WORK ORDER:
From the records below, please return each line that holds the word "twitter".

DATA SHOWN:
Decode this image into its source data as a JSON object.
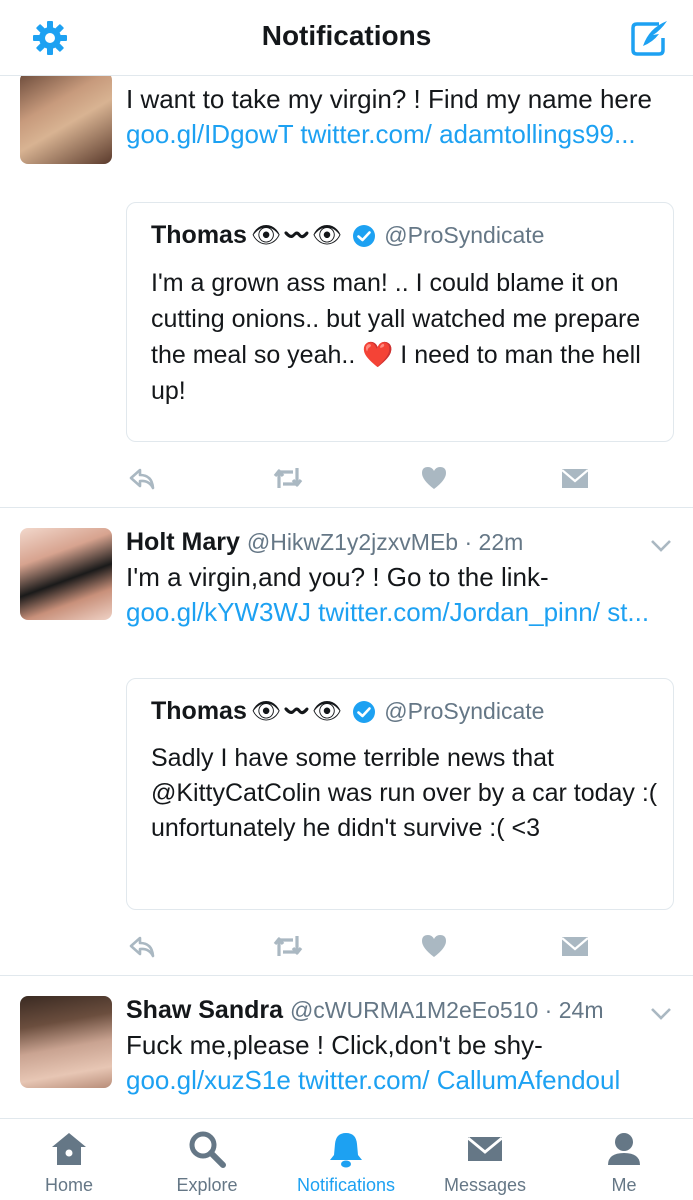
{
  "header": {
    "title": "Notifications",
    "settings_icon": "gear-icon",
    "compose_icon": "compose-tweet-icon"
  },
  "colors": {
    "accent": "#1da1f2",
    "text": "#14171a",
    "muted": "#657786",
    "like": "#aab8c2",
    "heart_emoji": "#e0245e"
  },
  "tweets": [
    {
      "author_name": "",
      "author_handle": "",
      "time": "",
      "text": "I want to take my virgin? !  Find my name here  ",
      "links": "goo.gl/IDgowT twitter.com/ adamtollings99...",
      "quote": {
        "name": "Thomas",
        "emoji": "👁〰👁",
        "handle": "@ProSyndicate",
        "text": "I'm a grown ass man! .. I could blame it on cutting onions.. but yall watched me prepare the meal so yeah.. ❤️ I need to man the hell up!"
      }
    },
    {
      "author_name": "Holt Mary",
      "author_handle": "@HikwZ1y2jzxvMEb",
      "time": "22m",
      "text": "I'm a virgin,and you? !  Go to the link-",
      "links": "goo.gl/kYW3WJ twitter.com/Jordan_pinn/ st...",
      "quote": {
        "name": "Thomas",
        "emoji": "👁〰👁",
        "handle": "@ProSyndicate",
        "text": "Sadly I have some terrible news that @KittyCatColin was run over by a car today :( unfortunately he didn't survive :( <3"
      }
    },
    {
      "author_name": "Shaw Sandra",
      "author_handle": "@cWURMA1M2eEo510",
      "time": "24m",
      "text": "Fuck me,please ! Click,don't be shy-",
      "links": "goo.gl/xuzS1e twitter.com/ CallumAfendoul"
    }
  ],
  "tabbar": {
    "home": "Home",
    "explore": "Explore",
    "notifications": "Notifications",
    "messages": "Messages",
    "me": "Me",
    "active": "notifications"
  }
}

ANSWER SECTION:
      "links": "goo.gl/IDgowT twitter.com/ adamtollings99...",
      "links": "goo.gl/kYW3WJ twitter.com/Jordan_pinn/ st...",
      "links": "goo.gl/xuzS1e twitter.com/ CallumAfendoul"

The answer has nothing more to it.